■ **WHAT YOU HAVE TO DO**
All of the data that follows is to be printed exactly, without pictures.
● ● ● ● ● ● ●
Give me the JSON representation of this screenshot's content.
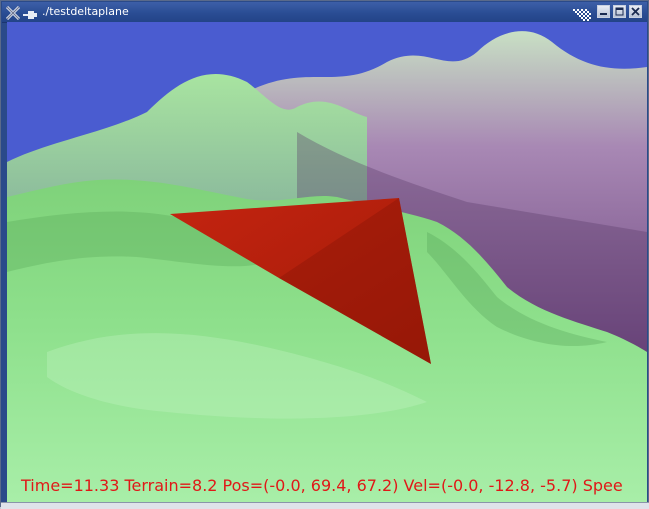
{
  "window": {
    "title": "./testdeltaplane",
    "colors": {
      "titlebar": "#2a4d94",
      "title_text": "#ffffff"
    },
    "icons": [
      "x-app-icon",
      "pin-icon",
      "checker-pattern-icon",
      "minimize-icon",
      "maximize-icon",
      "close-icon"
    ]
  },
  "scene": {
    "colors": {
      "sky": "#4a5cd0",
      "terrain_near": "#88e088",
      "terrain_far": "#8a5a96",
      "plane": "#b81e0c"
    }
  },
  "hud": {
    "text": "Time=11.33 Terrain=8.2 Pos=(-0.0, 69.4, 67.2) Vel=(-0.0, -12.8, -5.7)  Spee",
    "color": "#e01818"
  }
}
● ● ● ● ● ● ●
■ **SOLUTION TO THE EXERCISE**
Give me the JSON representation of this screenshot's content.
{
  "window": {
    "title": "./testdeltaplane",
    "colors": {
      "titlebar": "#2a4d94",
      "title_text": "#ffffff"
    },
    "icons": [
      "x-app-icon",
      "pin-icon",
      "checker-pattern-icon",
      "minimize-icon",
      "maximize-icon",
      "close-icon"
    ]
  },
  "scene": {
    "colors": {
      "sky": "#4a5cd0",
      "terrain_near": "#88e088",
      "terrain_far": "#8a5a96",
      "plane": "#b81e0c"
    }
  },
  "hud": {
    "text": "Time=11.33 Terrain=8.2 Pos=(-0.0, 69.4, 67.2) Vel=(-0.0, -12.8, -5.7)  Spee",
    "color": "#e01818"
  }
}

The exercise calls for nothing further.